- the principle of the functional city. Abuja, as a new city was to be functional, traffic-friendly and a city with ornamental parks and open spaces in the tradition of Ebenezer Howard’s city planning philosophy.
However, the extent to which Abuja has accomplished the three principles since the movement to the city began in 1982 remains questionable, if not worrisome.
There has been a systemic failure of city planning, management, and governance. From successive administrations to the present, things have been left fallow for too long and as a result, Abuja has failed to realise the lofty dreams of its planners along the concepts of the three principles enumerated above. When a city’s infrastructural services totally collapse, the sinew needed for the city to be competitive with others within its immediate region and by extension, other world cities cannot be mustered. It will lack the momentum to develop at an ever-growing pace. Abuja is a victim of maladministration, incompetency of its managers and uncaring residents who have a grouse to grind with sloth government officials
The way forward
The failure to properly manage Abuja as an urban entity can be traced to the uncoordinated activities of the Federal Capital Development Authority, Abuja Municipal Area Council and Abuja Environmental Protection Agency. Each of these agencies might be administratively independent; their functions are cross-cutting in terms of environmental protection and physical planning. Hence, the three agencies should coordinate their activities for the good development of the city and those who choose to live, work, visit or do business there. There should be a joint effort in pollution control, development control and strict enforcement of physical planning standard and sundry urban management matters to avoid duplication of functions or working at cross-purpose.
We make bold to canvass for what cities in other climes do: explore, innovate, embrace creativity, prudent with resources, engage the people and copy what works instead of reinventing the wheel. If we put all these suggestions in practical actions, Abuja should be able to notch up the ladder for the next Mercer Quality of Living ranking for cities worldwide.

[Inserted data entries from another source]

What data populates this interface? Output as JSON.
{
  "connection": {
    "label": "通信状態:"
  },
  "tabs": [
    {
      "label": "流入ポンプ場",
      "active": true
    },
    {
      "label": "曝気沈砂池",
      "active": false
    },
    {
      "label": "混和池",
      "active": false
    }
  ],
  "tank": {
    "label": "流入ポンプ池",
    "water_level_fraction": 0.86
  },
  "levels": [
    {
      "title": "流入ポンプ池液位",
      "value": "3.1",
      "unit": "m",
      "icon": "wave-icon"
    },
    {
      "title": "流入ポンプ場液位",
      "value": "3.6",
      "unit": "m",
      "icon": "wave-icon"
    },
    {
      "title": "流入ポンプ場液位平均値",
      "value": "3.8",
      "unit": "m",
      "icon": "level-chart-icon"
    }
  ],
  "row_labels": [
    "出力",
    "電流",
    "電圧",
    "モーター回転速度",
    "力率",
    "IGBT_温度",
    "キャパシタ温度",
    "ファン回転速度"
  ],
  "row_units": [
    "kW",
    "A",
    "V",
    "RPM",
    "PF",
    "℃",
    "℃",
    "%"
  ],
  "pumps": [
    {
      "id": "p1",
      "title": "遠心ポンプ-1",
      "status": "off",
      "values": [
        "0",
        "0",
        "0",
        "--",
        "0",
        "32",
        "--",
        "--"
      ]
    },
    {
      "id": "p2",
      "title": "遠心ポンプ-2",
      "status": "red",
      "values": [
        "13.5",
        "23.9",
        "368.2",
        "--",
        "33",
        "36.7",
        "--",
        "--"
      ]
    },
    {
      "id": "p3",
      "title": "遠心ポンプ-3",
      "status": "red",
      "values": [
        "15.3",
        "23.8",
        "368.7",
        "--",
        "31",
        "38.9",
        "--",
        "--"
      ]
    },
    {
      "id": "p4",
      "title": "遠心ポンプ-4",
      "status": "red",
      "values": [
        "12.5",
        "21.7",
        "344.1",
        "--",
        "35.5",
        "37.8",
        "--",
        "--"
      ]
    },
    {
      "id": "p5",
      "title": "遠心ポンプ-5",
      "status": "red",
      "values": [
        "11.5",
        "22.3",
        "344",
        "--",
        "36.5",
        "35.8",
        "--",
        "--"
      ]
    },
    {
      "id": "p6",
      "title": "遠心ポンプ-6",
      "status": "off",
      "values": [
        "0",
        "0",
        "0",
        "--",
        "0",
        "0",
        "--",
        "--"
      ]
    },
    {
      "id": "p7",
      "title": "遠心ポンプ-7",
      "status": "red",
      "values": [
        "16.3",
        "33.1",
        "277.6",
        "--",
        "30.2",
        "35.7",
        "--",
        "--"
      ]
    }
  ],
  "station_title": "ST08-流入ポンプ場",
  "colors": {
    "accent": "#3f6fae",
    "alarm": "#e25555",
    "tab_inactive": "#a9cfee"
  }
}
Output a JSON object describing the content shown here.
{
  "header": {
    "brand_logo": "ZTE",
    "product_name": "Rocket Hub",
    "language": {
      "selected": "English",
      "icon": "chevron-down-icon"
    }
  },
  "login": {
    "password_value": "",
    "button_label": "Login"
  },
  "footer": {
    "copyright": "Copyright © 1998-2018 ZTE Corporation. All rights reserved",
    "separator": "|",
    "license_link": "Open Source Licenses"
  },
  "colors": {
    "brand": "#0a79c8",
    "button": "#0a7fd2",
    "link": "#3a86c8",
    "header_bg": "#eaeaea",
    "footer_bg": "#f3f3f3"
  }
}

By Yacoob Abiodun (Urban Planner / Planning Advocate, Parkview Estate, Ikoyi, Lagos)